Dog Keeps Falling Down (cont.)
What to Do
Next, ask yourself the following questions:
- Does your dog's head tilt to one side? If so, your dog may be off balance due to an ear infection or some other process that is affecting her inner ear, resulting in vestibular syndrome. Take your dog to the vet to be evaluated and treated. Only in very few cases do such presentations resolve spontaneously.
- Are your dog's eyes moving in a rapid, repetitious, side-to-side or up-and-down pattern? This is called nystagmus, and it is often associated with vestibular disease.
- Does your dog complain, flinch, or drop to the floor when you palpate her intervertebral spaces?
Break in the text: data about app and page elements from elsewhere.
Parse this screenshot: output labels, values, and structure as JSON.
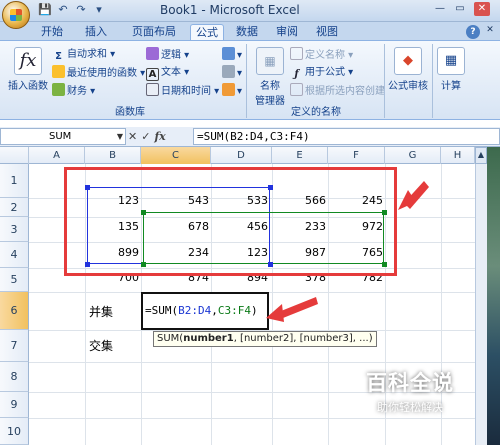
{
  "window": {
    "title": "Book1 - Microsoft Excel",
    "minimize": "—",
    "restore": "▭",
    "close": "✕",
    "help": "?"
  },
  "quick_access": {
    "save_icon": "💾",
    "undo_icon": "↶",
    "redo_icon": "↷",
    "dropdown_icon": "▾"
  },
  "ribbon_tabs": [
    "开始",
    "插入",
    "页面布局",
    "公式",
    "数据",
    "审阅",
    "视图"
  ],
  "active_tab": "公式",
  "ribbon": {
    "function_library": {
      "group_label": "函数库",
      "insert_function": "插入函数",
      "insert_function_glyph": "fx",
      "autosum": "自动求和",
      "recently_used": "最近使用的函数",
      "financial": "财务",
      "logical": "逻辑",
      "text": "文本",
      "date_time": "日期和时间"
    },
    "defined_names": {
      "group_label": "定义的名称",
      "name_manager_line1": "名称",
      "name_manager_line2": "管理器",
      "define_name": "定义名称",
      "use_in_formula": "用于公式",
      "create_from_selection": "根据所选内容创建"
    },
    "formula_auditing": {
      "label": "公式审核"
    },
    "calculation": {
      "label": "计算"
    }
  },
  "formula_bar": {
    "name_box": "SUM",
    "cancel": "✕",
    "enter": "✓",
    "fx": "fx",
    "formula": "=SUM(B2:D4,C3:F4)"
  },
  "columns": [
    "A",
    "B",
    "C",
    "D",
    "E",
    "F",
    "G",
    "H"
  ],
  "rows": [
    "1",
    "2",
    "3",
    "4",
    "5",
    "6",
    "7",
    "8",
    "9",
    "10"
  ],
  "cells": {
    "row2": [
      "123",
      "543",
      "533",
      "566",
      "245"
    ],
    "row3": [
      "135",
      "678",
      "456",
      "233",
      "972"
    ],
    "row4": [
      "899",
      "234",
      "123",
      "987",
      "765"
    ],
    "row5": [
      "700",
      "874",
      "894",
      "378",
      "782"
    ]
  },
  "labels": {
    "union": "并集",
    "intersection": "交集"
  },
  "edit_cell": {
    "prefix": "=SUM(",
    "ref1": "B2:D4",
    "sep": ",",
    "ref2": "C3:F4",
    "suffix": ")"
  },
  "tooltip": {
    "fn": "SUM(",
    "arg1": "number1",
    "rest": ", [number2], [number3], ...)"
  },
  "watermark": {
    "title": "百科全说",
    "subtitle": "助你轻松解决"
  },
  "colors": {
    "annotation_red": "#e53b3b",
    "ref_blue": "#1a36d2",
    "ref_green": "#0c7a18"
  }
}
If so, there is a strong likelihood that she has some form of spinal disease, such as intervertebral disk disease, spinal arthritis, or even some type of vertebral mass. Take her to your vet or a veterinary neurologist.
- Is your dog's tail tucked up underneath her? This is usually a sign of fear, discomfort, or anxiety. It's the discomfort that is of the most concern, particularly if it is spinal in origin, as mentioned above. A tucked tail can also be an indication that your dog's spine or anal sacs are bothering her. Be sure to be thorough when you examine her spine in the hopes of identifying the source of the problem. Any spinal pain should be evaluated by a veterinary neurologist. Anal sac discomfort, on the other hand, would be an incidental finding, correctable by following the advice in “How to Empty Your Dog's Anal Sacs” [not available online].
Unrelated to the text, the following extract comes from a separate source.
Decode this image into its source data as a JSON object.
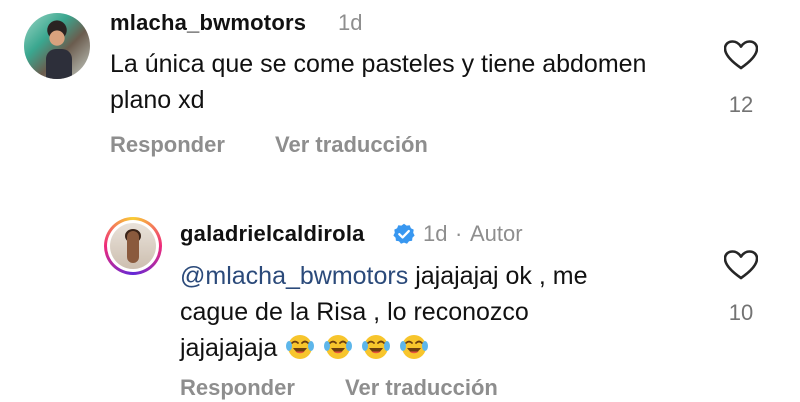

- Does your dog fail to right her paws when you perform the “knuckling” maneuver? If so, she has a proprioceptive deficit. This means she doesn't know where her paw is, like your leg feels when it “falls asleep.” This is a neurological problem and should be evaluated by a veterinary neurologist. If the “pinching” procedure doesn't cause your dog to withdraw the paw, you should see the neurologist right away. If the paw is briskly withdrawn, then the proprioceptive deficit may resolve on its own and it's all right to wait a day or two for improvement. Sometimes an inflammatory process can cause the problem with proprioception, and once the inflammation improves, so does the proprioception.
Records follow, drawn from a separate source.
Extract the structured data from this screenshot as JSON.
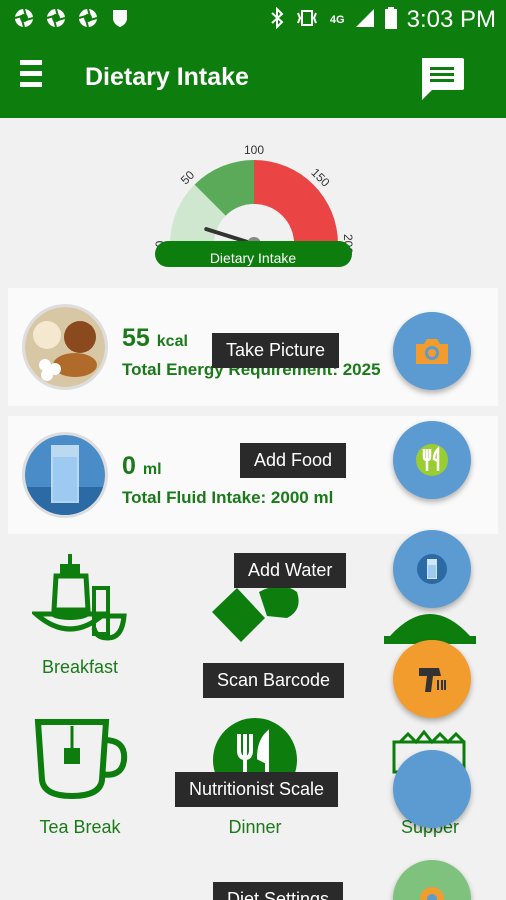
{
  "status_bar": {
    "time": "3:03 PM",
    "network": "4G",
    "icons": [
      "aperture-icon",
      "aperture-icon",
      "aperture-icon",
      "shield-icon",
      "bluetooth-icon",
      "vibrate-icon",
      "signal-icon",
      "battery-icon"
    ]
  },
  "header": {
    "title": "Dietary Intake",
    "menu_icon": "hamburger-menu-icon",
    "chat_icon": "chat-icon"
  },
  "gauge": {
    "label": "Dietary Intake",
    "ticks": [
      "0",
      "50",
      "100",
      "150",
      "200"
    ],
    "value": 55,
    "max": 200,
    "zones": [
      {
        "from": 0,
        "to": 50,
        "color": "#cfe6cf"
      },
      {
        "from": 50,
        "to": 100,
        "color": "#5aaa5a"
      },
      {
        "from": 100,
        "to": 200,
        "color": "#ea4444"
      }
    ]
  },
  "energy_card": {
    "value": "55",
    "unit": "kcal",
    "subtitle": "Total Energy Requirement: 2025"
  },
  "fluid_card": {
    "value": "0",
    "unit": "ml",
    "subtitle": "Total Fluid Intake: 2000 ml"
  },
  "meals": [
    {
      "label": "Breakfast"
    },
    {
      "label": "Tea Break"
    },
    {
      "label": "Dinner"
    },
    {
      "label": "Supper"
    }
  ],
  "fab_actions": [
    {
      "label": "Take Picture",
      "icon": "camera-icon",
      "color": "#5b9bd1"
    },
    {
      "label": "Add Food",
      "icon": "utensils-icon",
      "color": "#5b9bd1"
    },
    {
      "label": "Add Water",
      "icon": "water-glass-icon",
      "color": "#5b9bd1"
    },
    {
      "label": "Scan Barcode",
      "icon": "barcode-scanner-icon",
      "color": "#f39c2e"
    },
    {
      "label": "Nutritionist Scale",
      "icon": "scale-icon",
      "color": "#5b9bd1"
    },
    {
      "label": "Diet Settings",
      "icon": "settings-icon",
      "color": "#7ec27e"
    }
  ],
  "colors": {
    "primary": "#0d7d0d",
    "text_green": "#1a7a1a"
  }
}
- Did your exam reveal nothing abnormal? Your dog's problem may be due to weakness or circulatory problems. Make sure that your dog has had enough to eat over the last few hours. If she hasn't, try rubbing some Karo corn syrup or pancake syrup over her gums. This will get some glucose into her system and improve her strength. If this seems to happen repeatedly and she appears to be drinking excessively, have her tested for diabetes. If you notice that your dog's gums and the tissues lining her mouth are pale, her circulation may be poor due to heart disease or some internal bleeding. Have her evaluated.
Text © 2007 by Robert D. "Jake" Tedaldi, D.V.M.